Posted by Amit Goel on 22nd June 2020

Take the time to INVEST in your User Stories and you will notice the considerable change in how effective planning has become. These tips will help you to write a good User Story template.

I highly recommend using INVEST technique while writing User Stories and am extremely influenced by the benefits it brings to the whole software development life cycle - planning, estimating, development, testing and most importantly customer expectation management. This technique also helps in crafting a good user story template

Independent: As much as possible, try to ensure that the User stories are independent. It is easy to prioritize, plan and understand the context if these are not interdependent.

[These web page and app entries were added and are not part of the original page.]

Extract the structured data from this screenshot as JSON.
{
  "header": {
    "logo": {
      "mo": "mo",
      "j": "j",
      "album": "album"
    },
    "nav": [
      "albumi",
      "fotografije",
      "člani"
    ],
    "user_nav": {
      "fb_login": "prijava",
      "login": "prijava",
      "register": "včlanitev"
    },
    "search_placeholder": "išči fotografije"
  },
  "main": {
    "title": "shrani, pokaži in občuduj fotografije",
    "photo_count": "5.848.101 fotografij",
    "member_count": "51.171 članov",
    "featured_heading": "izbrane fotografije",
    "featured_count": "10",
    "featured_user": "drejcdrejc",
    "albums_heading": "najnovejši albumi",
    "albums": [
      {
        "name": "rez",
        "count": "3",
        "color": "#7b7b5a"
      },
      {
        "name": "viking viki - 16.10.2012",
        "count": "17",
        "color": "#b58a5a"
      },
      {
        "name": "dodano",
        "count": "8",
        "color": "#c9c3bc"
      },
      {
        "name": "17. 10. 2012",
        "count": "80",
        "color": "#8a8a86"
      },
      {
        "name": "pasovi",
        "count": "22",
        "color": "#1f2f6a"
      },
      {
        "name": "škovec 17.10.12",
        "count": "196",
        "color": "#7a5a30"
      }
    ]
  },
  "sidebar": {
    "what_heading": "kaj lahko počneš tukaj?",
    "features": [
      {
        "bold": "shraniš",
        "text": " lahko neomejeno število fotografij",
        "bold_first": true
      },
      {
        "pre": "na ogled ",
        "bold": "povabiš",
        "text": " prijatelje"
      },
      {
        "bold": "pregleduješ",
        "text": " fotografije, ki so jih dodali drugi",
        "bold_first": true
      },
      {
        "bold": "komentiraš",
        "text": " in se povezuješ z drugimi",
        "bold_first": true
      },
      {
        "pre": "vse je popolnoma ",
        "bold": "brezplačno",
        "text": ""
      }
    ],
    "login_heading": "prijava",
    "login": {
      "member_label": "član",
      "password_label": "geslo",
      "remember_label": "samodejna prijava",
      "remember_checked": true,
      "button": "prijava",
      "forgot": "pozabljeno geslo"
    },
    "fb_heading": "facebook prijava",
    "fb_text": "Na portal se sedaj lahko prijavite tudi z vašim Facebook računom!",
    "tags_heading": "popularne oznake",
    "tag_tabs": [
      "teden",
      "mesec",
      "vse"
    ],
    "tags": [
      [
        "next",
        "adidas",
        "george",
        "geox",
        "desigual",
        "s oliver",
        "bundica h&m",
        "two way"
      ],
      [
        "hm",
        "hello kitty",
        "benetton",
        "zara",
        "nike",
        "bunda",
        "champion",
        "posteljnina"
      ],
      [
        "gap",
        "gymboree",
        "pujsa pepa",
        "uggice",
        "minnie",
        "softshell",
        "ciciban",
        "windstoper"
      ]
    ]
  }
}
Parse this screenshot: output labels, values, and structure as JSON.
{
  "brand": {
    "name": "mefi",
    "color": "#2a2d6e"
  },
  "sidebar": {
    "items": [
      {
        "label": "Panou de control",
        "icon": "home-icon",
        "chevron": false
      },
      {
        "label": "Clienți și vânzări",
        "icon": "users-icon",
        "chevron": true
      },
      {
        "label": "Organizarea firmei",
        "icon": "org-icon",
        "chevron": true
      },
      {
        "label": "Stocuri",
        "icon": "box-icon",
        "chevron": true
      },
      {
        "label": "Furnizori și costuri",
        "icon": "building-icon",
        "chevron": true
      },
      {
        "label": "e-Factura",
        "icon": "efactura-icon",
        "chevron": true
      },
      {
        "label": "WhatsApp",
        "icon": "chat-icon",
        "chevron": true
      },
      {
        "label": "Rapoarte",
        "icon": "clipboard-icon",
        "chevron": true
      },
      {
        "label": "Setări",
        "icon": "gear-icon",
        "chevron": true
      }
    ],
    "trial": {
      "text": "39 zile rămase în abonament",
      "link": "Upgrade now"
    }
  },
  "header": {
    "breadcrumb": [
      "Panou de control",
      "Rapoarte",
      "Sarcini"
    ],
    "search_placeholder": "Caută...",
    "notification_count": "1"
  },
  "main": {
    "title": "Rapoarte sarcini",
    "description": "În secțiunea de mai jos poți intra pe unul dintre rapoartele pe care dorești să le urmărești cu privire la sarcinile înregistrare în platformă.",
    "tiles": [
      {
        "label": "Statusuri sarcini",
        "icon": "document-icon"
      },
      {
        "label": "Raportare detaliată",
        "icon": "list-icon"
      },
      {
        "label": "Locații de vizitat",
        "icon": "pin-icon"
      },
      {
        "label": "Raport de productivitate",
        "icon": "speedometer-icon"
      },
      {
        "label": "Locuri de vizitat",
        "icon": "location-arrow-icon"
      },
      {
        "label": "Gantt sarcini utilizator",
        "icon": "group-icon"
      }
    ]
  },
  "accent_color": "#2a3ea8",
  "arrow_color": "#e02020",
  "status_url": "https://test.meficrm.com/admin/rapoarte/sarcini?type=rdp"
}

Negotiable: A User Story is not a detailed contract for features. It should capture that essence and not go into the details. Its purpose is to encourage ongoing conversation and scope for negotiation between the customer and the developers.

Valuable: A story should provide value to the customer or the user. If a customer cannot think of a value statement, then perhaps we should de-prioritize the story or maybe the work is unnecessary, and we should eliminate it altogether.

Estimatable: User Story should be written in such a way that the developers can understand and have an idea of how to implement it. Customers don’t need an exact estimate but enough information to rank and schedule the feature implementation.

Small: Stories are small chunks of work that represent a mere day's of a persons work.

Testable: If a customer can't test the User story, this may indicate that the story isn’t clear enough. Stories should be testable to confirm the order of “done”

Inspired from article by Bill Wake published on August 17, 2003 “INVEST in Good Stories, and SMART Tasks”